But when one reads through the many comments the posts here attracts, the thing which strikes me is how hard it would actually be to put a denominational label on many of us. That’s not to say that we don’t stand by whatever label we have adopted or tradition we have adopted or been born into, but it is to say that we do our best to talk to each other in a Christian spirit, which is to try to understand where our brothers and sisters are coming from and to tak them in good faith.

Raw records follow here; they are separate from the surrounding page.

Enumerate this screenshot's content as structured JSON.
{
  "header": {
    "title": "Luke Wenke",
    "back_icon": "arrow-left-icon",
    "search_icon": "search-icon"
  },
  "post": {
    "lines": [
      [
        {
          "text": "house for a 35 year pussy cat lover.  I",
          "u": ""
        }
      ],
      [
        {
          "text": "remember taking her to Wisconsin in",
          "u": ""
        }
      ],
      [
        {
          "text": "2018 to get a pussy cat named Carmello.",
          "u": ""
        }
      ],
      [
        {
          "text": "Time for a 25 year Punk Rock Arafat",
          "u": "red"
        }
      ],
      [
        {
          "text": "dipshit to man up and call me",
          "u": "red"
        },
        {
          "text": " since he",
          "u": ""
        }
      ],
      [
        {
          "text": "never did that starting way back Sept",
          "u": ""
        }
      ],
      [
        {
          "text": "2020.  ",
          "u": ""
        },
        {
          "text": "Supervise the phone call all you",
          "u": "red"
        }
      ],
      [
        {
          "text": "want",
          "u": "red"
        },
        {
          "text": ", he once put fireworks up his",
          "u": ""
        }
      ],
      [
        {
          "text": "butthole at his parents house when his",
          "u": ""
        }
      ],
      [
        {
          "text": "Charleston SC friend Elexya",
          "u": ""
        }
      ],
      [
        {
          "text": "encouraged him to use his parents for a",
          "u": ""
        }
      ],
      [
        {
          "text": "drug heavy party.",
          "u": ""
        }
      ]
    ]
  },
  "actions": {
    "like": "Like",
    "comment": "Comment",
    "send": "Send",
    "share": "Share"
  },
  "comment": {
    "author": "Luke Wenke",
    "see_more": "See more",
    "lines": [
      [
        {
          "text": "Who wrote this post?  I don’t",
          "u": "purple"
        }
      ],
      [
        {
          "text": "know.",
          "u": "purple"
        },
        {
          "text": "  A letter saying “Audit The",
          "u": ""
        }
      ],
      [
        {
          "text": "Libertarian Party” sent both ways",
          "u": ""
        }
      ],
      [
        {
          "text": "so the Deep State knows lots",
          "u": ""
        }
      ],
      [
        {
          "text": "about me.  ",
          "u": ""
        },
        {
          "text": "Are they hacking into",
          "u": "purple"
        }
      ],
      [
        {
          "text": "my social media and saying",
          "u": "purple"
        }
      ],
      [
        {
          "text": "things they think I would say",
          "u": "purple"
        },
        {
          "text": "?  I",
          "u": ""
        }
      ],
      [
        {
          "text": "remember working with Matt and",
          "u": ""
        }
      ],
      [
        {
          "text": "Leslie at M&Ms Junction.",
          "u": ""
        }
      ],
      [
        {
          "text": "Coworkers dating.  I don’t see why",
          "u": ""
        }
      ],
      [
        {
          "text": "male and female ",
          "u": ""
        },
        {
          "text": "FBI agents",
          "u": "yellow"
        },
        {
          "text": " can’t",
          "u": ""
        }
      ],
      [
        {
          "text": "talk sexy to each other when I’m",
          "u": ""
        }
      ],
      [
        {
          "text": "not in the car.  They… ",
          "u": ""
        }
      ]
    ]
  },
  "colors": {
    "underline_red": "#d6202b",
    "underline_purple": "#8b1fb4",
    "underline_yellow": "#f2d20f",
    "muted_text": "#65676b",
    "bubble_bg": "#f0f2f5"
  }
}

The post on ‘Right Belief’ by our most vociferous traditionalist, quiavideruntoculi, contained in it nothing much with which I disagreed. I’ve no problem with the Athanasian Creed, as I hold to the ‘catholic faith’. I dislike the attempt by one church to arrogate that name, but understand why it did so, for good and bad reasons; the good reasons were to preserve what it saw as orthodox; the bad was to hold onto worldly power.  It is only when quiavideruntoculi attempts to maintain that the church and its teaching are identical with the Roman communion that I, and millions of others, dissent. Quite how anyone could advance the view that the Orthodox Churches do not hold ‘right belief’ is beyond me; but then the eye of denominational pride is, as I know from my own younger days, a great distorting lens.

That’s one of the things I like about this place. We can, without prejudice as our legal chums say, put our lenses down and have a dialogue where we discover that once we do that, we’ve a deal of common ground. Christ and His message are embraced by us all, and His Holy Spirit can work its miracle in us to at least enable us to listen to each other. Aye, that involves a good deal of misunderstanding, but it involves, or so it seems to me, a good deal in common.

I’ve been following with interest, Struans’ series on the theological course he’s doing. It seems to me that in speaking of God, sometimes we are able to grasp the edge of His meaning for us; through the Grace of Christ and the Holy Spirit, may we come to know it more closely.